Instructions to follow: What lines in the listing include "count"? Return a copy of each.

Supplied data:
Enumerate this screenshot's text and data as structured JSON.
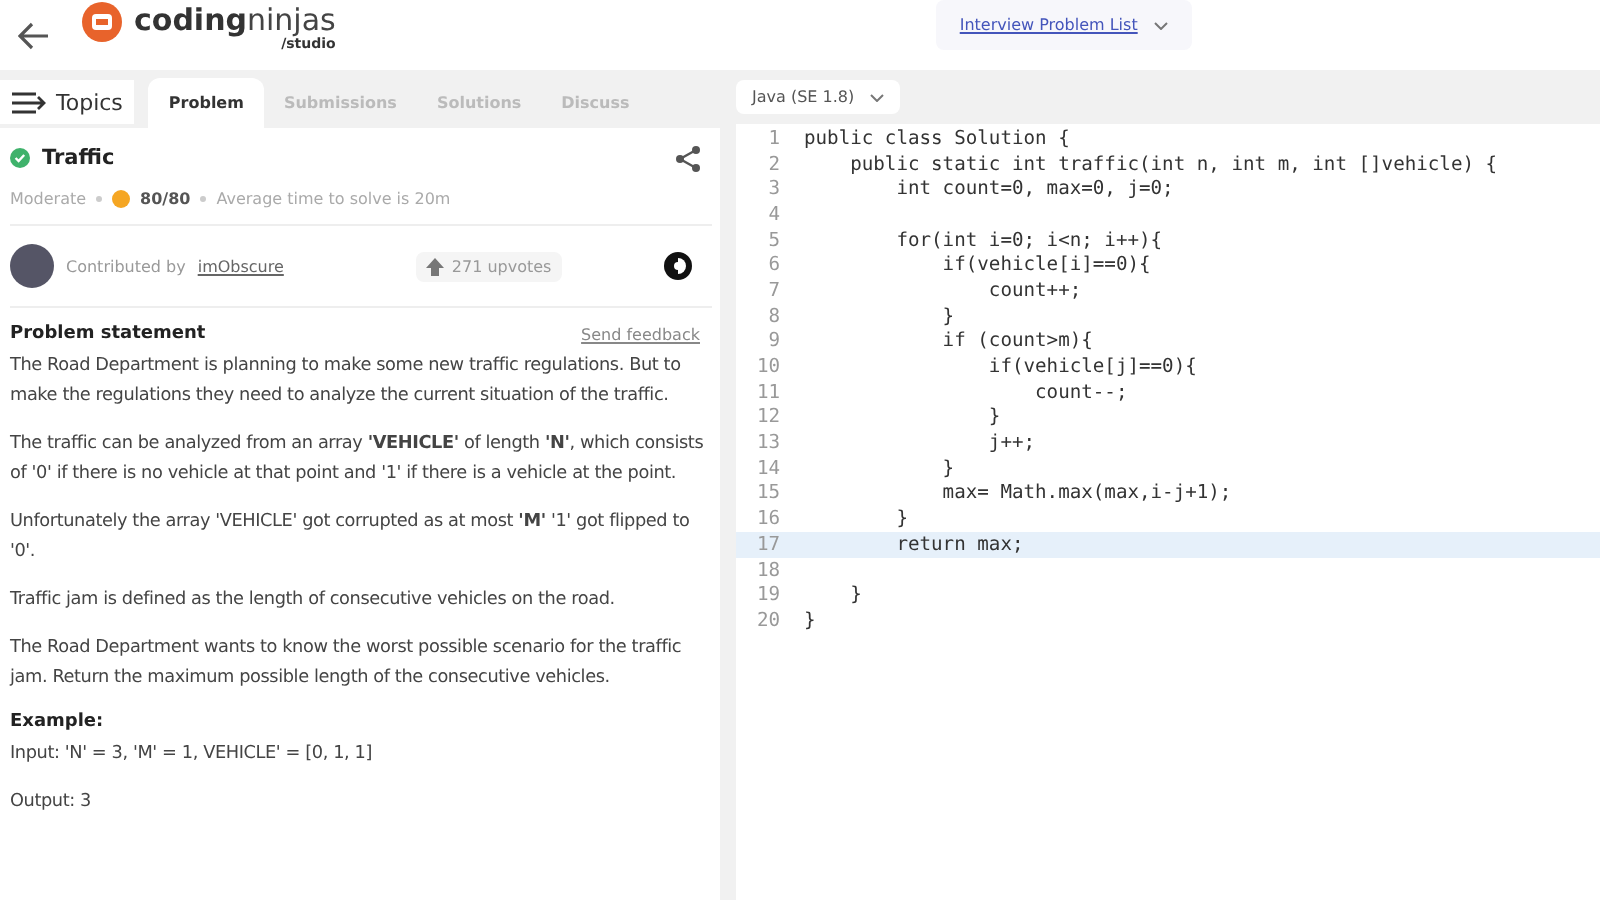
{
  "header": {
    "logo_word_1": "coding",
    "logo_word_2": "ninjas",
    "logo_sub": "/studio",
    "list_link": "Interview Problem List"
  },
  "topics_button": "Topics",
  "tabs": [
    {
      "label": "Problem",
      "selected": true
    },
    {
      "label": "Submissions",
      "selected": false
    },
    {
      "label": "Solutions",
      "selected": false
    },
    {
      "label": "Discuss",
      "selected": false
    }
  ],
  "problem": {
    "title": "Traffic",
    "solved": true,
    "difficulty": "Moderate",
    "score": "80/80",
    "avg_time": "Average time to solve is 20m",
    "contributor_label": "Contributed by",
    "contributor": "imObscure",
    "upvotes": "271 upvotes",
    "statement_heading": "Problem statement",
    "feedback_link": "Send feedback",
    "paragraphs": [
      "The Road Department is planning to make some new traffic regulations. But to make the regulations they need to analyze the current situation of the traffic.",
      "The traffic can be analyzed from an array **'VEHICLE'** of length **'N'**, which consists of '0' if there is no vehicle at that point and '1' if there is a vehicle at the point.",
      "Unfortunately the array 'VEHICLE' got corrupted as at most **'M'** '1' got flipped to '0'.",
      "Traffic jam is defined as the length of consecutive vehicles on the road.",
      "The Road Department wants to know the worst possible scenario for the traffic jam. Return the maximum possible length of the consecutive vehicles."
    ],
    "example_heading": "Example:",
    "example_input": "Input: 'N' = 3, 'M' = 1, VEHICLE' = [0, 1, 1]",
    "example_output": "Output: 3"
  },
  "editor": {
    "language": "Java (SE 1.8)",
    "lines": [
      {
        "number": "1",
        "text": "public class Solution {",
        "current": false
      },
      {
        "number": "2",
        "text": "    public static int traffic(int n, int m, int []vehicle) {",
        "current": false
      },
      {
        "number": "3",
        "text": "        int count=0, max=0, j=0;",
        "current": false
      },
      {
        "number": "4",
        "current": false
      },
      {
        "number": "5",
        "text": "        for(int i=0; i<n; i++){",
        "current": false
      },
      {
        "number": "6",
        "text": "            if(vehicle[i]==0){",
        "current": false
      },
      {
        "number": "7",
        "text": "                count++;",
        "current": false
      },
      {
        "number": "8",
        "text": "            }",
        "current": false
      },
      {
        "number": "9",
        "text": "            if (count>m){",
        "current": false
      },
      {
        "number": "10",
        "text": "                if(vehicle[j]==0){",
        "current": false
      },
      {
        "number": "11",
        "text": "                    count--;",
        "current": false
      },
      {
        "number": "12",
        "text": "                }",
        "current": false
      },
      {
        "number": "13",
        "text": "                j++;",
        "current": false
      },
      {
        "number": "14",
        "text": "            }",
        "current": false
      },
      {
        "number": "15",
        "text": "            max= Math.max(max,i-j+1);",
        "current": false
      },
      {
        "number": "16",
        "text": "        }",
        "current": false
      },
      {
        "number": "17",
        "text": "        return max;",
        "current": true
      },
      {
        "number": "18",
        "current": false
      },
      {
        "number": "19",
        "text": "    }",
        "current": false
      },
      {
        "number": "20",
        "text": "}",
        "current": false
      }
    ]
  }
}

Result:
        "text": "        int count=0, max=0, j=0;",
        "text": "                count++;",
        "text": "            if (count>m){",
        "text": "                    count--;",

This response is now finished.